[[ Exercise data, beginning ]]

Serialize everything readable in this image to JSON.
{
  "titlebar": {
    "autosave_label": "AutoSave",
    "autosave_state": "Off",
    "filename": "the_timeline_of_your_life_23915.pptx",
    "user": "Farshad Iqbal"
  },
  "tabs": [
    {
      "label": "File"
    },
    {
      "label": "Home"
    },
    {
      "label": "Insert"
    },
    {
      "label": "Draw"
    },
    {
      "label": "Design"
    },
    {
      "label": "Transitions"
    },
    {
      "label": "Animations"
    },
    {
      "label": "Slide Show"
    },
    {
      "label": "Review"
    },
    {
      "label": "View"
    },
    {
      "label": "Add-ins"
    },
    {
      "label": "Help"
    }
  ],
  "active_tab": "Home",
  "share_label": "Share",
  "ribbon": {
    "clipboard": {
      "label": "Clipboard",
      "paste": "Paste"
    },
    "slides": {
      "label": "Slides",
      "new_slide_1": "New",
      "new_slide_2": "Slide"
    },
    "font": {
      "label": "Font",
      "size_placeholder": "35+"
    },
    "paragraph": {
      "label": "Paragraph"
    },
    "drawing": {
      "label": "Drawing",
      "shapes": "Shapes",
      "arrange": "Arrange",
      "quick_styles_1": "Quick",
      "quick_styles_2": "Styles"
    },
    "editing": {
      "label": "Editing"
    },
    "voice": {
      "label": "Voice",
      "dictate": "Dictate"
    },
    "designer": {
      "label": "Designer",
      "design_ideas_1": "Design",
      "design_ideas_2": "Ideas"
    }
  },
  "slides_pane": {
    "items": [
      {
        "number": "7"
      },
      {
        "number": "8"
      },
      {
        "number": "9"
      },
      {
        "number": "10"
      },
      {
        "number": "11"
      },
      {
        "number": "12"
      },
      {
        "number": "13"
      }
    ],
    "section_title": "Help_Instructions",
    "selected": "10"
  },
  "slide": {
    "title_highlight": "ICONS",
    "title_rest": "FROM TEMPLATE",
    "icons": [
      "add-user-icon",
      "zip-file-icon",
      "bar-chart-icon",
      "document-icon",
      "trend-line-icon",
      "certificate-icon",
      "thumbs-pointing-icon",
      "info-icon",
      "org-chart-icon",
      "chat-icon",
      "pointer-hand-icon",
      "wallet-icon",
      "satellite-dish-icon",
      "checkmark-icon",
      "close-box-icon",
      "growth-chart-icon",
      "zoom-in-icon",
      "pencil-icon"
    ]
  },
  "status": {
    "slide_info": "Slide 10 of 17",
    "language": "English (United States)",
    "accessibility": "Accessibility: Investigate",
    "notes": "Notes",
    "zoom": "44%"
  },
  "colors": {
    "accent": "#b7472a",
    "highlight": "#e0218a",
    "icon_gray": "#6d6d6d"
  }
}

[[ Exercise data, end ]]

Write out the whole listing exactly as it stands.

Serialize everything readable in this image to JSON.
{
  "titlebar": {
    "autosave_label": "AutoSave",
    "autosave_state": "Off",
    "filename": "the_timeline_of_your_life_23915.pptx",
    "user": "Farshad Iqbal"
  },
  "tabs": [
    {
      "label": "File"
    },
    {
      "label": "Home"
    },
    {
      "label": "Insert"
    },
    {
      "label": "Draw"
    },
    {
      "label": "Design"
    },
    {
      "label": "Transitions"
    },
    {
      "label": "Animations"
    },
    {
      "label": "Slide Show"
    },
    {
      "label": "Review"
    },
    {
      "label": "View"
    },
    {
      "label": "Add-ins"
    },
    {
      "label": "Help"
    }
  ],
  "active_tab": "Home",
  "share_label": "Share",
  "ribbon": {
    "clipboard": {
      "label": "Clipboard",
      "paste": "Paste"
    },
    "slides": {
      "label": "Slides",
      "new_slide_1": "New",
      "new_slide_2": "Slide"
    },
    "font": {
      "label": "Font",
      "size_placeholder": "35+"
    },
    "paragraph": {
      "label": "Paragraph"
    },
    "drawing": {
      "label": "Drawing",
      "shapes": "Shapes",
      "arrange": "Arrange",
      "quick_styles_1": "Quick",
      "quick_styles_2": "Styles"
    },
    "editing": {
      "label": "Editing"
    },
    "voice": {
      "label": "Voice",
      "dictate": "Dictate"
    },
    "designer": {
      "label": "Designer",
      "design_ideas_1": "Design",
      "design_ideas_2": "Ideas"
    }
  },
  "slides_pane": {
    "items": [
      {
        "number": "7"
      },
      {
        "number": "8"
      },
      {
        "number": "9"
      },
      {
        "number": "10"
      },
      {
        "number": "11"
      },
      {
        "number": "12"
      },
      {
        "number": "13"
      }
    ],
    "section_title": "Help_Instructions",
    "selected": "10"
  },
  "slide": {
    "title_highlight": "ICONS",
    "title_rest": "FROM TEMPLATE",
    "icons": [
      "add-user-icon",
      "zip-file-icon",
      "bar-chart-icon",
      "document-icon",
      "trend-line-icon",
      "certificate-icon",
      "thumbs-pointing-icon",
      "info-icon",
      "org-chart-icon",
      "chat-icon",
      "pointer-hand-icon",
      "wallet-icon",
      "satellite-dish-icon",
      "checkmark-icon",
      "close-box-icon",
      "growth-chart-icon",
      "zoom-in-icon",
      "pencil-icon"
    ]
  },
  "status": {
    "slide_info": "Slide 10 of 17",
    "language": "English (United States)",
    "accessibility": "Accessibility: Investigate",
    "notes": "Notes",
    "zoom": "44%"
  },
  "colors": {
    "accent": "#b7472a",
    "highlight": "#e0218a",
    "icon_gray": "#6d6d6d"
  }
}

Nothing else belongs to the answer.